Data from Tyler Chatwoood’s first start suggests he’s been working on some mechanical tweaks. Specifically, his horizontal and vertical release points look very different from previous seasons.
Much has been made about Chatwood’s top-tier spin rate, even before the inked up the former Rockies starter to a unique deal this past winter. And while it’s true that the righty has some of the most impressive spin in MLB, I found that Chatwood’s pitch RPM’s don’t correlate to whiffs or run prevention.
Perhaps his spin rate doesn’t translate to optimal movement because he throws from more of a three-quarters slot rather than coming over the top. As Eno Sarris pointed out in FanGraphs immediately after the Cubs signed Chatwood, the pitcher might better capitalize on that spin rate by reverting back to his pre-2016 days when he was throwing more over the top.

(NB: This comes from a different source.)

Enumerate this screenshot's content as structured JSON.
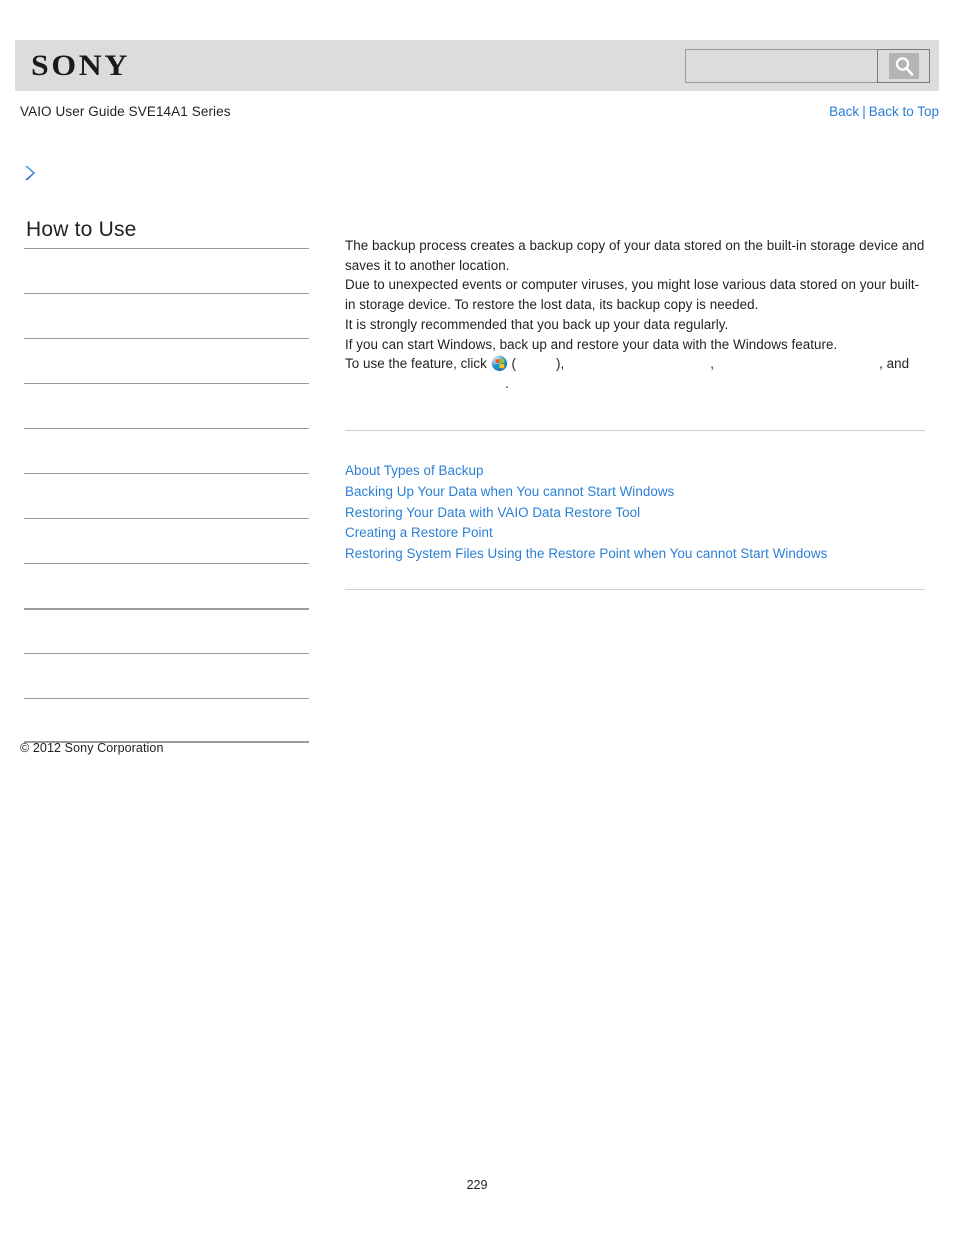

Though it’s still very early, data from Chatwood’s first start shows that he is indeed doing just that. Look first at the horizontal movement graph below. The 2018 data points are higher, meaning he’s letting go of pitches closer to his body and less towards the third-base side. There is not a statistically significant difference in release points for his curveball, but there were some curves that were released closer to his body. Over time, perhaps this will continue to trend more in line with his other pitches.
Chatwood’s vertical release point, on the other hand — that’s a figure of speech, of course, since he’s still throwing with his right hand — is actually lower. The curve is lower as well, though the difference is not as dramatic as with the other pitches. Despite the “lower” release point, he’s nevertheless coming over the ball more, as illustrated by the horizontal release point graph above.
Chatwood only threw five curves against the Reds in that debut start, but he was able to generate about 45 percent more movement on it than last season. A few of these curves were thrown more over-the-top, but not enough to say, “Hey, look, Chatwood is finally getting on top of the curve!” So we need to wait and see how the rest of his starts go. All of Chatwood’s other pitches — especially his sinker, which was tailing 33 percent more compared to last season — displayed dramatically different release points, though.
In conclusion, the data from Chatwood’s opening start shows differences in release point. His curve release point difference isn’t as severe as all other pitches, but it was spiking more. As you’ve no doubt been yelling at your screen the whole time, however, this all comes from just a single start and we need to be careful not to extrapolate too much.
Knowing what we do about the Cubs’ pursuit of Chatwood and their desire to unlock the potential of his elite spin rate, this is definitely something to monitor going forward.